What Is The IVF Journey?
Published on 01/25/23
In vitro fertilization (IVF) is a series of medical steps that help you conceive a child. Just under 50 million couples in the US and 190 million worldwide experience infertility. Treatment involves taking drugs that stimulate your body to produce eggs. Eggs and sperm can come from a couple looking to have a baby or a pre-screened donor. IVF is one of the world’s most successful ways of assisted conception. This article will examine the IVF journey and what to expect from the process.
Your fertility doctor may recommend you for IVF if you:
- Have blocked or damaged fallopian tubes
- Have decreased sperm motility (sperm swimming speed and movement) or low sperm count
- Have or are a carrier of certain genetic disorders
- Are a same-sex or intended single parent
- Have unexplained fertility issues
If you decide to proceed with IVF, you will begin an IVF treatment cycle. Your fertility doctor will tell you what to expect from the process.
At the start of your IVF testing, couples will have a series of blood tests, ultrasounds, and samples to help tailor the IVF. Women may have hormone tests, ultrasounds or X-rays to ensure there are no blockages or issues that would prevent IVF success. A physician will also check the number of eggs in their body to help estimate how their ovaries will respond to IVF treatment. Men may have semen samples to test sperm quality, motility and volume.
Couples or donors going through IVF will also have screenings for conditions like HIV or thalassemia. If you have an egg donor, you should ensure that all eggs are screened before insemination. Other tests may be required depending on your location and the clinic.

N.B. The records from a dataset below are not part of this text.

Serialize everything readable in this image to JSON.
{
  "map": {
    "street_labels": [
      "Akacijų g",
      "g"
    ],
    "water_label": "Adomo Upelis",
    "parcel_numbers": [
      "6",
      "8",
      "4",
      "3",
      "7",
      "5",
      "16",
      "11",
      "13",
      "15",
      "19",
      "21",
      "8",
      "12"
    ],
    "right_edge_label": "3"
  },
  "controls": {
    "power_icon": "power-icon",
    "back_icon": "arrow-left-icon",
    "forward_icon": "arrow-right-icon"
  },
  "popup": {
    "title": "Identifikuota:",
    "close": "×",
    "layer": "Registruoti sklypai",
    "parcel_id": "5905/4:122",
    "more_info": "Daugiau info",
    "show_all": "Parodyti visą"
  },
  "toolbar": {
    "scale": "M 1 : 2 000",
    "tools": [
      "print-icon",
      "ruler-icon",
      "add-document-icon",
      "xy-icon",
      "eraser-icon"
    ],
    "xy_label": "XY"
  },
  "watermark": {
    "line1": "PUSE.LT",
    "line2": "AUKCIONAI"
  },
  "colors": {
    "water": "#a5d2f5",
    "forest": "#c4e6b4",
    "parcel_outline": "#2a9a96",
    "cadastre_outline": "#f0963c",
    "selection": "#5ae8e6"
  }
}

Fertility medications help to stimulate egg production and increase the chances of IVF being effective. Women take these medications orally or via an injection they give themselves after training. Women may also take hormones that help to suppress their natural menstrual cycle, making fertility medications more effective. Some women are exempt from taking certain hormones due to preexisting medical conditions.
Monitoring & Egg Maturing
A consultant will use a vaginal ultrasound test to assess how the medication has helped the eggs mature. Before eggs are retrieved, women will have a hormone injection that helps their eggs develop even further. Once the consultant has decided that the eggs have matured sufficiently, they will move on to the next stage of IVF, which involves egg retrieval.
Egg Retrieval & Fertilization
Egg retrieval is when the eggs are collected for IVF while the woman is under a general anesthetic. The eggs will be collected using a needle inserted through the vagina and into the ovary. The eggs are placed into a test tube and passed to a doctor who mixes eggs with the donor or partner’s sperm.
Embryo Testing & Transfer
An embryologist can assess how many embryos have formed and screen them for genetic conditions. Embryos will be frozen and stored or transferred to the uterus. The consultant will assess each embryo and decide on the appropriate number of eggs to transfer depending on the woman’s age and the embryo’s condition.
The transfer occurs while the individual is awake via a thin catheter inserted through the cervix and into the uterus. The physician uses an ultrasound to help place the embryos at the top of the cervix.
Approximately two weeks after the embryo transfer, a pregnancy test will determine whether the IVF has been successful. These two weeks can be difficult, so it is recommended to make plans for after the transfer and live life as normally as possible. Your clinic may ask you to come in for a pregnancy test or ask you to take one at home.
If your IVF round is successful, the clinic may send you back to your normal consultant after around six weeks. If the IVF is not successful, you may be able to try again, but it is advised to take some time after treatment.
How Long Does IVF Take?
IVF can take between two-six weeks. For women unable or not required to take certain medications or hormones, the process takes between two to four weeks, while women needing drugs before treatment may see IVF taking from four to six weeks.
The IVF journey has several steps designed to increase the chances of success. Initial tests and drugs help the eggs mature as much as possible and ensure IVF is a viable treatment path. Embryos are carefully assessed and graded before implantation to improve the embryo’s chances of becoming a viable pregnancy.
While IVF has no guarantees, it is one of the fertility treatments with the highest success rates. Preparing yourself for the IVF journey can help you manage the different stages of the cycle and understand what to expect from each step of the process.